Logistically, it's really stressful, because we have to pack up at a moment's notice to go to Atlanta, and James needs all of his specialized food and medicine, and Claire needs to be taken care of at home.

BLOOM: You don't have universal health care in the U.S. Is that challenging?

John Cooper: I spend so much time working on health-care related stuff with James that it could be a full-time job. If you're not an expert in filling out government forms, you would be so swamped by this. We have private insurance which provides a lot of coverage through work. But it's quite expensive. Then James has coverage under Medicaid, which covers anything the insurance won't cover. It's wonderful. We effectively have no health costs. But for James to maintain that Medicaid approval, the paperwork is beyond daunting. 

We just had to do an intensive three-day psychological exam to confirm James' diagnoses and it's honestly silly. It serves no purpose except to check that box for Medicaid approval. Every other year you require this intensive psychological exam, as if the child is getting diagnosed for the first time. I spent US$1,200 of my own money and a very nice therapist at a university here did it, but everyone knows it's just to check the box, and is of no value to James. I hate the language they use. Their measurements are designed to draw a picture of a child's weaknesses, with no regard for the things he can do and the person he is. 

BLOOM: I just realized that the dog in your photo above is James' service dog. Can you tell us about him?

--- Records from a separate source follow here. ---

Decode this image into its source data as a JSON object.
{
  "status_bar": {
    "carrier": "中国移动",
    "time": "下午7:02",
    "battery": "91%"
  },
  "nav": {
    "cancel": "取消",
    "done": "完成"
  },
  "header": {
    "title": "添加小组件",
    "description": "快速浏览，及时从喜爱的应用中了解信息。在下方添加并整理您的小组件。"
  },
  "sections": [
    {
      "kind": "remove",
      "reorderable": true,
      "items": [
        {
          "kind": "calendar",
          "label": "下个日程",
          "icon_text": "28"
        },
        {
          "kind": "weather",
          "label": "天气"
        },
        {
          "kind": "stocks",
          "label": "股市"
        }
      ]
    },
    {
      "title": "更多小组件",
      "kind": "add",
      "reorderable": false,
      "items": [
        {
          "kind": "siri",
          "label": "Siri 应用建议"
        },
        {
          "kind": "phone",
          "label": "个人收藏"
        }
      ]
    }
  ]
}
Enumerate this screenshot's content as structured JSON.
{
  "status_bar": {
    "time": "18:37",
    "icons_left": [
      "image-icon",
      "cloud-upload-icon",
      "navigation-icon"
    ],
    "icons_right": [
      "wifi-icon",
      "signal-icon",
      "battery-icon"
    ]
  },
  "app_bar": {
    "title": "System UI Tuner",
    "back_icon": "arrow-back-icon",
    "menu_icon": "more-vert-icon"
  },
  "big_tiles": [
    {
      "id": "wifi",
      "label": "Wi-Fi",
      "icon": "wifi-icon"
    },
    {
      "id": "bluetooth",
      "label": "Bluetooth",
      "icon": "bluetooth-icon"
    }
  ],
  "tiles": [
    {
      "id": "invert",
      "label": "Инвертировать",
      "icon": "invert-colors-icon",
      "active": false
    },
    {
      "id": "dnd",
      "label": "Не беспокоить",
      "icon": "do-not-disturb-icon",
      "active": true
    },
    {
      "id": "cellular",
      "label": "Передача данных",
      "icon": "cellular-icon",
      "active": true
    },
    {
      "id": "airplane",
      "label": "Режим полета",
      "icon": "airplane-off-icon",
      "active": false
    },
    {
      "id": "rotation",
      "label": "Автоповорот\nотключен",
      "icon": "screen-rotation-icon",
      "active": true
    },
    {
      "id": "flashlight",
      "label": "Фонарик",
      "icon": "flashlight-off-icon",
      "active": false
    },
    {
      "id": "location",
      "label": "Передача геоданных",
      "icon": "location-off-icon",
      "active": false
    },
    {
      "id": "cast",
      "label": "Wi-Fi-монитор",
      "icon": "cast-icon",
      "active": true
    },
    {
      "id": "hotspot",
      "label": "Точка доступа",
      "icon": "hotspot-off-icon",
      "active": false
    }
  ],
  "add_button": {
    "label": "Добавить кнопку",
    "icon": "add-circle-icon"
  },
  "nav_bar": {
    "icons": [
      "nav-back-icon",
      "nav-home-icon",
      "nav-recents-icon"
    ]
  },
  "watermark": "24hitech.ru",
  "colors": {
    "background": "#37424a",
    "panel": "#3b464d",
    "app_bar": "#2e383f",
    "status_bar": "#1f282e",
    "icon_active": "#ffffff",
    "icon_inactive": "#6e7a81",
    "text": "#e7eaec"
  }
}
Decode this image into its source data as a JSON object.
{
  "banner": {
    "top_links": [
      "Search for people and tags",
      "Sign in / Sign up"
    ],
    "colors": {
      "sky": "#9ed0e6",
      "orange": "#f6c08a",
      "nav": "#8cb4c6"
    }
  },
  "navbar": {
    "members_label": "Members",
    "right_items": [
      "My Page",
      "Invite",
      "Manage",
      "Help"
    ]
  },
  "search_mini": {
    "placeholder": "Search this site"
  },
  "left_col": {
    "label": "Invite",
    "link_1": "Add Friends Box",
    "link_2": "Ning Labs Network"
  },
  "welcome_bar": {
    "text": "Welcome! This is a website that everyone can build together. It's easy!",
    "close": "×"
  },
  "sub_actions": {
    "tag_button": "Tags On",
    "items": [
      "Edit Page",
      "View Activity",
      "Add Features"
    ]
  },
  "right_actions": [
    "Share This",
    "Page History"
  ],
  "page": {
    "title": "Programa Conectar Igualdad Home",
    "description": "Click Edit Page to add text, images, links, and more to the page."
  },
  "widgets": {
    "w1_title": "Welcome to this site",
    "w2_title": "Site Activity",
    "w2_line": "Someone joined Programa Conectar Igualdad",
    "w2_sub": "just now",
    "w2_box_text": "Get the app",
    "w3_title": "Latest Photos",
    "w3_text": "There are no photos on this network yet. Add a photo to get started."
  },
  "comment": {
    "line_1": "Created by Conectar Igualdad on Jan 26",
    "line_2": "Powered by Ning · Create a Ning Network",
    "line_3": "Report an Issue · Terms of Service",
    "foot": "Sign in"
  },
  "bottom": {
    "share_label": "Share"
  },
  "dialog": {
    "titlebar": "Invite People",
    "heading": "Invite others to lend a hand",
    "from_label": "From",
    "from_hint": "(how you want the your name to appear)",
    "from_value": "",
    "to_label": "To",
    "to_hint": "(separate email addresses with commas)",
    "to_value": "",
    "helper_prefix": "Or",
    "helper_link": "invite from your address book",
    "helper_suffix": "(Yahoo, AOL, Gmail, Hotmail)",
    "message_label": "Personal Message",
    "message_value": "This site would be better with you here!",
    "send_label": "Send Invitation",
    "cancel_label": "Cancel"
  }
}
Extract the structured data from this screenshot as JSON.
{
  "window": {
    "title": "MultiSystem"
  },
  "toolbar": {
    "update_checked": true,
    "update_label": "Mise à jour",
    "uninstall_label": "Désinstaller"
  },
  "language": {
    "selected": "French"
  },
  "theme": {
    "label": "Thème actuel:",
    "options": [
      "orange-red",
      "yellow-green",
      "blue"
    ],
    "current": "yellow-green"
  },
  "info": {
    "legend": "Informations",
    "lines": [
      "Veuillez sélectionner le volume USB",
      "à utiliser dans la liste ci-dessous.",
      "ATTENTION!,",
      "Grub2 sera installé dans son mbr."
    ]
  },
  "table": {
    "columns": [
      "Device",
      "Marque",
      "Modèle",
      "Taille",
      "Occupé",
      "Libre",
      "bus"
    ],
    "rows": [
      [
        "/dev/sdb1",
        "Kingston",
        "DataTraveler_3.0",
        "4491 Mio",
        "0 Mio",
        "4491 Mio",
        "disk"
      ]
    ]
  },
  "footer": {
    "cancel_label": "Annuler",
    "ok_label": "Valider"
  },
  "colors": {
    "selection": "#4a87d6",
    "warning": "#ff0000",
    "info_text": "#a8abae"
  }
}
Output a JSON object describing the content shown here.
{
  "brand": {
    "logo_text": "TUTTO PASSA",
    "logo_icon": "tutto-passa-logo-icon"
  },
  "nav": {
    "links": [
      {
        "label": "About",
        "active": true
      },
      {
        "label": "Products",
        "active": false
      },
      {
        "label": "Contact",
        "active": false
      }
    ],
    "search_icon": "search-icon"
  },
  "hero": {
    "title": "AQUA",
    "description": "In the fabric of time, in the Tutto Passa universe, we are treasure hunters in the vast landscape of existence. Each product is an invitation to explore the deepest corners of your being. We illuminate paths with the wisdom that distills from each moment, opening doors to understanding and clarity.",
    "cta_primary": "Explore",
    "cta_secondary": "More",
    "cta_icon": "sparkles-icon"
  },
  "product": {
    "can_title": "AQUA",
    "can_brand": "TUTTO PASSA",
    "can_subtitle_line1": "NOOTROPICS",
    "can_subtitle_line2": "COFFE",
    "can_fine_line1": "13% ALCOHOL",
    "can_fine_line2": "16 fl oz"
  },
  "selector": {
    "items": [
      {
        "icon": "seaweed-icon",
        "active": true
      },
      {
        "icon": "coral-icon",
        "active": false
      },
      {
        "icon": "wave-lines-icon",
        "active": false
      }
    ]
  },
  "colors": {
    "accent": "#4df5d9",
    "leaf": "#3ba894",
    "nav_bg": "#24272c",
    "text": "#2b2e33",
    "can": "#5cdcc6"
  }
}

John Cooper: Leonard is awesome. He's a huge, white golden retriever. He's super sweet—a gentle giant. He's trained in mobility and behaviour disruption, but companionship is the biggest thing. He's a big ice-breaker. Before COVID if you went on the playground, people were moving away from James. With Leonard, it's the opposite. They're interacting with James. 

BLOOM: Is there anything we didn't speak about that you'd like to talk about?

John Cooper: At first I felt the need, as James' dad, to fix something. Or that I needed to do something, or find some specialist that could do something. It's taken me seven or eight years to realize how ridiculous and wrong that was. James doesn't need to be fixed, and he's perfect just how he is. We don't wish for seizures, but we love James for who and how he is.